[Extracted records]
[Start of section]
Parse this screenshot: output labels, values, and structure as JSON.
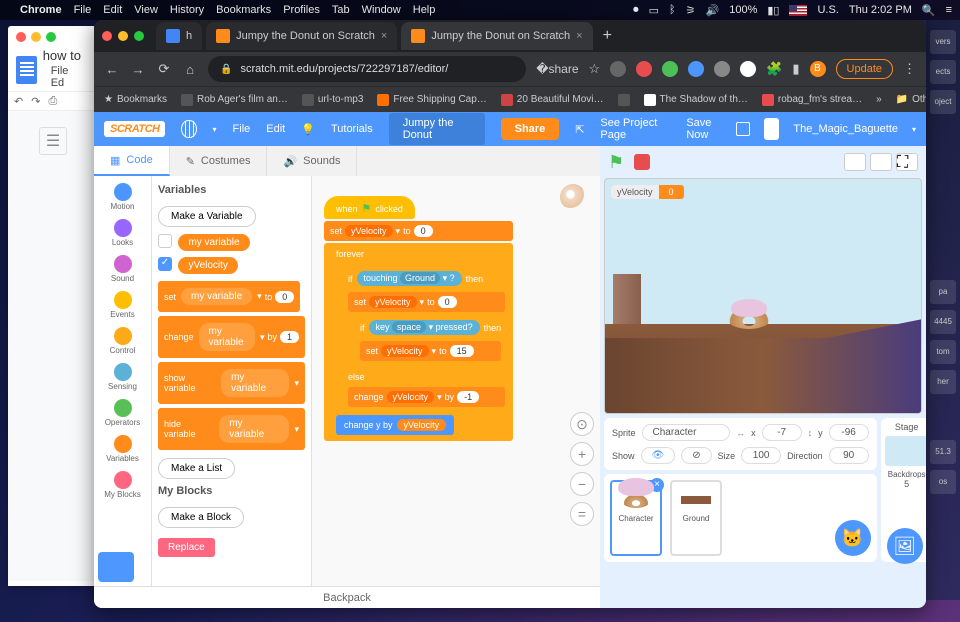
{
  "mac": {
    "app": "Chrome",
    "menus": [
      "File",
      "Edit",
      "View",
      "History",
      "Bookmarks",
      "Profiles",
      "Tab",
      "Window",
      "Help"
    ],
    "battery": "100%",
    "lang": "U.S.",
    "clock": "Thu 2:02 PM"
  },
  "docs": {
    "title": "how to",
    "menus": "File   Ed"
  },
  "chrome": {
    "tabs": [
      {
        "label": "h"
      },
      {
        "label": "Jumpy the Donut on Scratch"
      },
      {
        "label": "Jumpy the Donut on Scratch"
      }
    ],
    "url": "scratch.mit.edu/projects/722297187/editor/",
    "update": "Update",
    "bookmarks": [
      "Bookmarks",
      "Rob Ager's film an…",
      "url-to-mp3",
      "Free Shipping Cap…",
      "20 Beautiful Movi…",
      "The Shadow of th…",
      "robag_fm's strea…"
    ],
    "other": "Other Bookmarks"
  },
  "scratch": {
    "menu": {
      "file": "File",
      "edit": "Edit",
      "tutorials": "Tutorials",
      "title": "Jumpy the Donut",
      "share": "Share",
      "see": "See Project Page",
      "save": "Save Now",
      "user": "The_Magic_Baguette"
    },
    "tabs": {
      "code": "Code",
      "costumes": "Costumes",
      "sounds": "Sounds"
    },
    "cats": [
      "Motion",
      "Looks",
      "Sound",
      "Events",
      "Control",
      "Sensing",
      "Operators",
      "Variables",
      "My Blocks"
    ],
    "catColors": [
      "#4c97ff",
      "#9966ff",
      "#cf63cf",
      "#ffbf00",
      "#ffab19",
      "#5cb1d6",
      "#59c059",
      "#ff8c1a",
      "#ff6680"
    ],
    "palette": {
      "h1": "Variables",
      "make_var": "Make a Variable",
      "myvar": "my variable",
      "yvel": "yVelocity",
      "set": "set",
      "to": "to",
      "zero": "0",
      "change": "change",
      "by": "by",
      "one": "1",
      "show": "show variable",
      "hide": "hide variable",
      "make_list": "Make a List",
      "h2": "My Blocks",
      "make_block": "Make a Block",
      "replace": "Replace"
    },
    "script": {
      "when": "when",
      "clicked": "clicked",
      "set": "set",
      "yvel": "yVelocity",
      "to": "to",
      "zero": "0",
      "forever": "forever",
      "if": "if",
      "then": "then",
      "else": "else",
      "touching": "touching",
      "ground": "Ground",
      "q": "?",
      "key": "key",
      "space": "space",
      "pressed": "pressed?",
      "fifteen": "15",
      "neg1": "-1",
      "change": "change",
      "by": "by",
      "changey": "change y by"
    },
    "monitor": {
      "label": "yVelocity",
      "value": "0"
    },
    "sprite_info": {
      "spriteLbl": "Sprite",
      "sprite": "Character",
      "x": "x",
      "xval": "-7",
      "y": "y",
      "yval": "-96",
      "show": "Show",
      "size": "Size",
      "sizeval": "100",
      "dir": "Direction",
      "dirval": "90"
    },
    "sprites": {
      "char": "Character",
      "ground": "Ground",
      "stage": "Stage",
      "backdrops": "Backdrops",
      "count": "5"
    },
    "backpack": "Backpack"
  },
  "desk": [
    "vers",
    "ects",
    "oject",
    "pa",
    "4445",
    "tom",
    "her",
    "51.3",
    "os"
  ]
}
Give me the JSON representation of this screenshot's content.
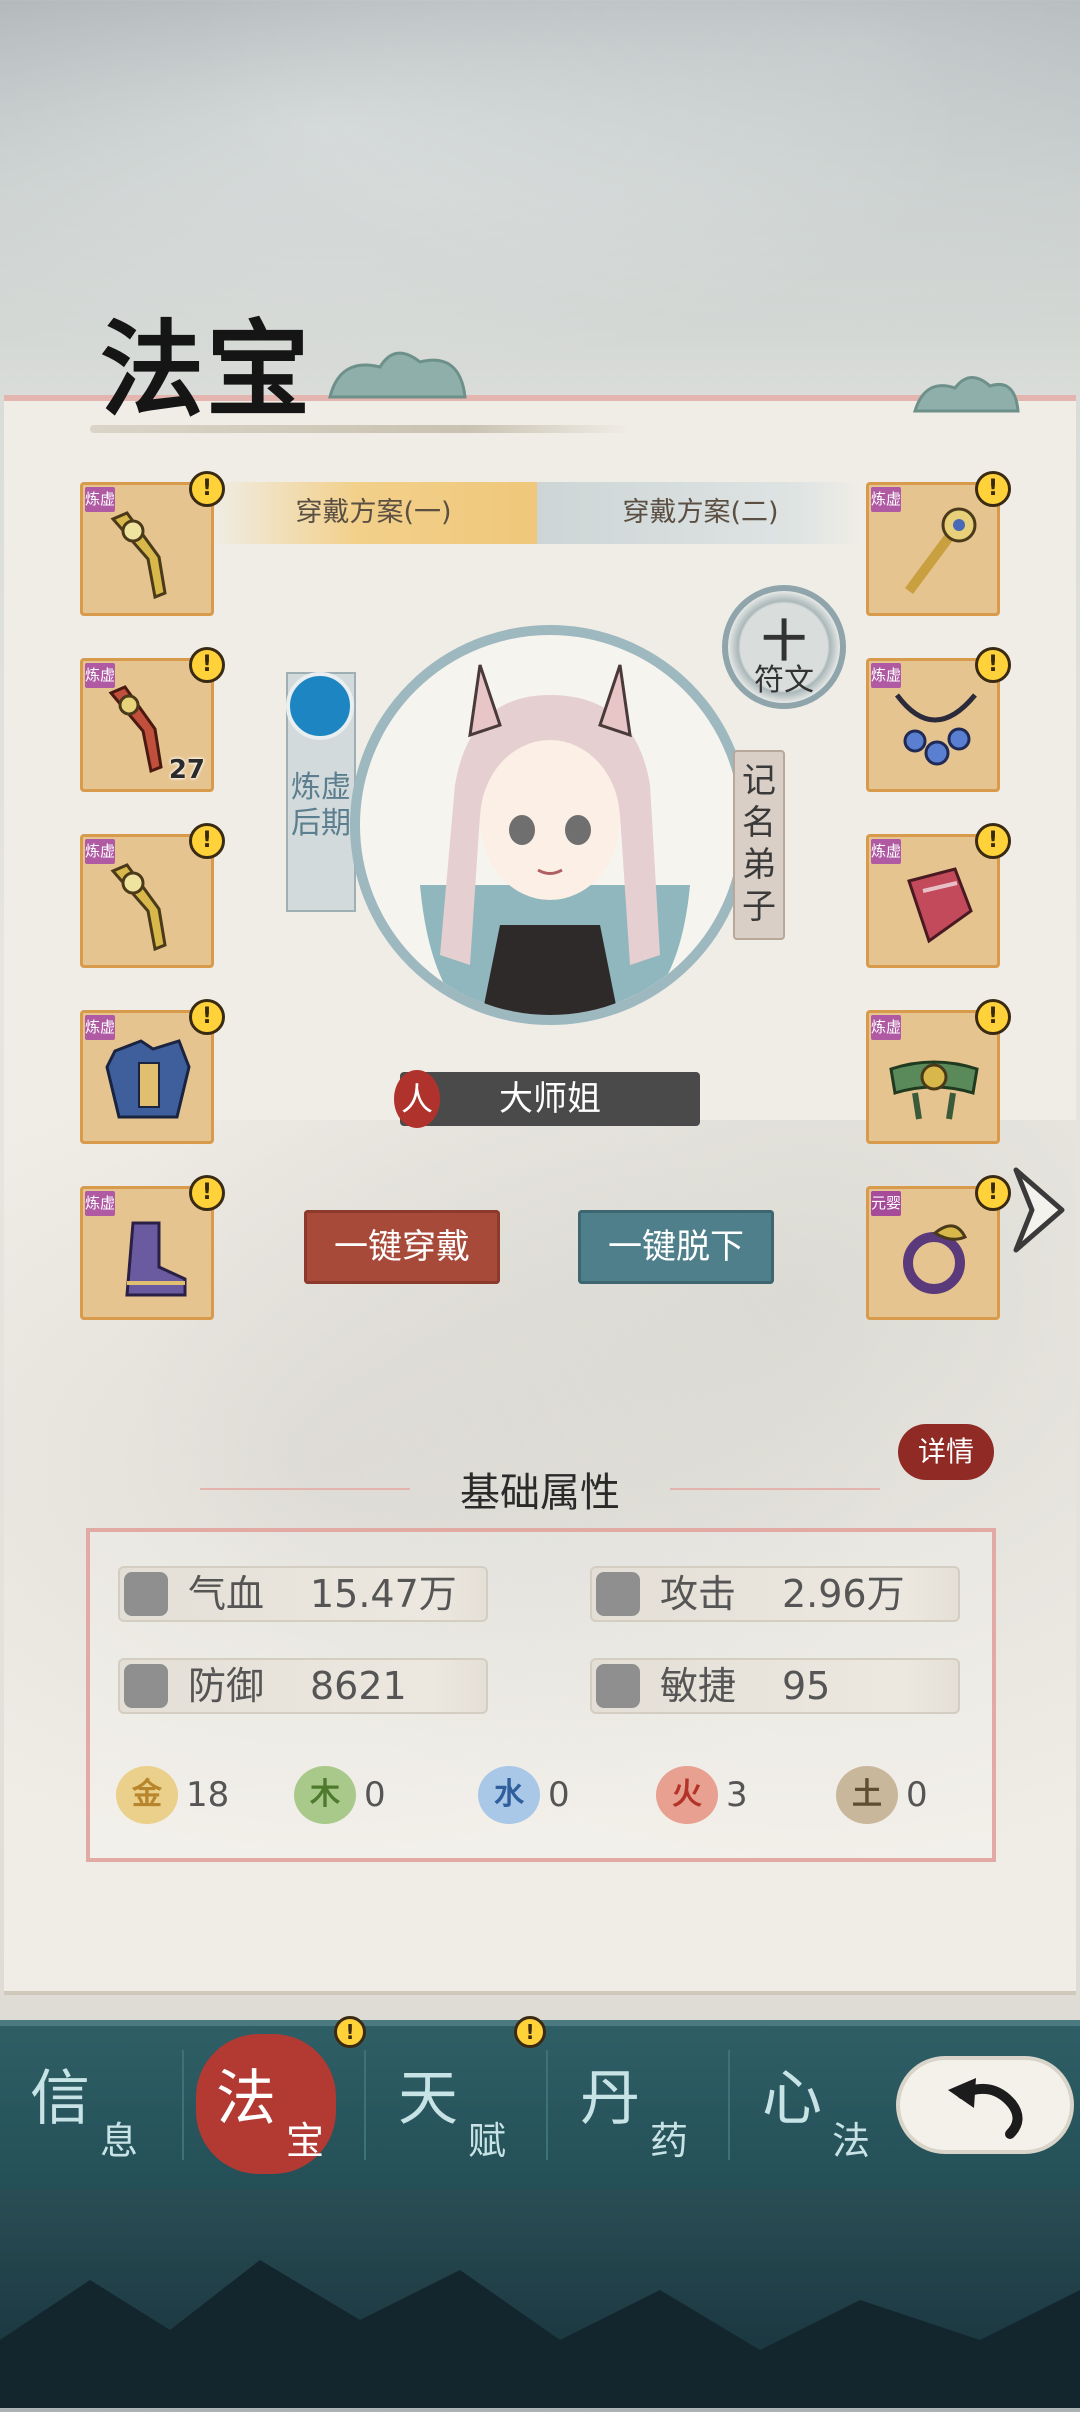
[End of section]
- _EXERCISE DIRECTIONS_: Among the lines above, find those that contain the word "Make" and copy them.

- _SOLUTION FOR THIS TASK_:
      "make_var": "Make a Variable",
      "make_list": "Make a List",
      "make_block": "Make a Block",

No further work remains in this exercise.